### [Work required]
Go through the data below and copy each line where the word "Categoria" occurs.

### [Exercise data]
+-------+

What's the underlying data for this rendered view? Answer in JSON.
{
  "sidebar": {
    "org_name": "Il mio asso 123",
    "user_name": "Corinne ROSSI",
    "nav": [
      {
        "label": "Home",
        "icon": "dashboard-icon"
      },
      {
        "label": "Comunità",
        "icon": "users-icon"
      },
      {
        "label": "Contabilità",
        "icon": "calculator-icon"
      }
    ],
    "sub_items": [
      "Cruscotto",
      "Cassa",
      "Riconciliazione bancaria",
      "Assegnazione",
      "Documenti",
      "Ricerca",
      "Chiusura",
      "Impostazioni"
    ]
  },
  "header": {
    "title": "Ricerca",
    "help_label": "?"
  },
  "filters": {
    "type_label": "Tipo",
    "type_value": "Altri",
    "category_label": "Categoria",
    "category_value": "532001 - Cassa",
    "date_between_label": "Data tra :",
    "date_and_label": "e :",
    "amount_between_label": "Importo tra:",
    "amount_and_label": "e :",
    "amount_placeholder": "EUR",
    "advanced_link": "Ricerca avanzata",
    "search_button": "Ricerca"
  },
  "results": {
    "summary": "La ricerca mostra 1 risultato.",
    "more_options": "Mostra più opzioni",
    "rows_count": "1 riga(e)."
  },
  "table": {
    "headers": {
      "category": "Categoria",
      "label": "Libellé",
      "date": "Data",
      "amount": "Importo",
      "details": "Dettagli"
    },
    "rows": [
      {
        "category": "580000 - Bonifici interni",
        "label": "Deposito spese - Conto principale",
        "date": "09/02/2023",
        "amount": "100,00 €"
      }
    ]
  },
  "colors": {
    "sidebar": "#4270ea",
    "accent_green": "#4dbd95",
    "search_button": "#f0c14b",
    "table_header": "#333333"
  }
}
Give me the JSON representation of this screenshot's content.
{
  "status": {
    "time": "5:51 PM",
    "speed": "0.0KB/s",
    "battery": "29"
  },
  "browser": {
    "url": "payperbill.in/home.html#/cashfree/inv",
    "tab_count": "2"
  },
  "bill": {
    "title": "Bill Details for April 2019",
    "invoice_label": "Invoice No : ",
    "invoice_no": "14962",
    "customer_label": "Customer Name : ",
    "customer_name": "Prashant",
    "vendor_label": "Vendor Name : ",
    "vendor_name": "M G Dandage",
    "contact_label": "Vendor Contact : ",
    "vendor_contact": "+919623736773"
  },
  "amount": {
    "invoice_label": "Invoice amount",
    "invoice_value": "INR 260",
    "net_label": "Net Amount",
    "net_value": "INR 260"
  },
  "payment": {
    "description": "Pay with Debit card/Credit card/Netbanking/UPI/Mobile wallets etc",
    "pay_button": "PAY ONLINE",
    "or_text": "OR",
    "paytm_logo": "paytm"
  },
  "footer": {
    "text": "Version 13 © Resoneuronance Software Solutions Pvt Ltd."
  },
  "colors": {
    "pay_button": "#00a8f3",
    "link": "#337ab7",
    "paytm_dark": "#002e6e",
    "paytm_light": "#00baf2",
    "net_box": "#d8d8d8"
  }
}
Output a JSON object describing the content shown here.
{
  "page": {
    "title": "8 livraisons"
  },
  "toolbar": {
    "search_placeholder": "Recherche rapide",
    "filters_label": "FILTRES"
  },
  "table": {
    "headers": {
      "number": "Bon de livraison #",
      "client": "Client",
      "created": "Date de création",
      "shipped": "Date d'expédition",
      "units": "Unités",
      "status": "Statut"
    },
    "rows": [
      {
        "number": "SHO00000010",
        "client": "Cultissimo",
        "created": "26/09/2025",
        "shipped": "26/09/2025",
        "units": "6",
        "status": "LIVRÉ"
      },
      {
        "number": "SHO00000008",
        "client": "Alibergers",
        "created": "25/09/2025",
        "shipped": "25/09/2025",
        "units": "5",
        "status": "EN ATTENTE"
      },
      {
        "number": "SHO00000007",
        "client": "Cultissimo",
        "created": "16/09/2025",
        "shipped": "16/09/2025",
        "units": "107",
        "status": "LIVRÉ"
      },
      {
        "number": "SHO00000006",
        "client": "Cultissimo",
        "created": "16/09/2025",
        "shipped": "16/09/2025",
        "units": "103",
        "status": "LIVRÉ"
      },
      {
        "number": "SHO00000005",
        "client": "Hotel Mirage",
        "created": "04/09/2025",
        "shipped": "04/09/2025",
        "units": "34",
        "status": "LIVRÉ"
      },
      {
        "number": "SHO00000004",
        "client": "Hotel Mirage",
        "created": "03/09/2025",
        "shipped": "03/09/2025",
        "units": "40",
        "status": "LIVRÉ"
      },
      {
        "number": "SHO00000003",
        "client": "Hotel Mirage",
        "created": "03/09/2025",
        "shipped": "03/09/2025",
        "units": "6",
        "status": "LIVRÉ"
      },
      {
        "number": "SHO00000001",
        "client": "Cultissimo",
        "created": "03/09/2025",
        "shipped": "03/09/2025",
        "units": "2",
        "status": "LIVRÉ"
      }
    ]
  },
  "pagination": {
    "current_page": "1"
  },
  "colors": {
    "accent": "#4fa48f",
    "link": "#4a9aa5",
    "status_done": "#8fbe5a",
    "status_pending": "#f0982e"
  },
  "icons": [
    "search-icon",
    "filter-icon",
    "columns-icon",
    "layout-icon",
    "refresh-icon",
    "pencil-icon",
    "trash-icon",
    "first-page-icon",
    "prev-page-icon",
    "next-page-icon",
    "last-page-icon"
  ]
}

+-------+

### [Answer box]
    "category_label": "Categoria",
      "category": "Categoria",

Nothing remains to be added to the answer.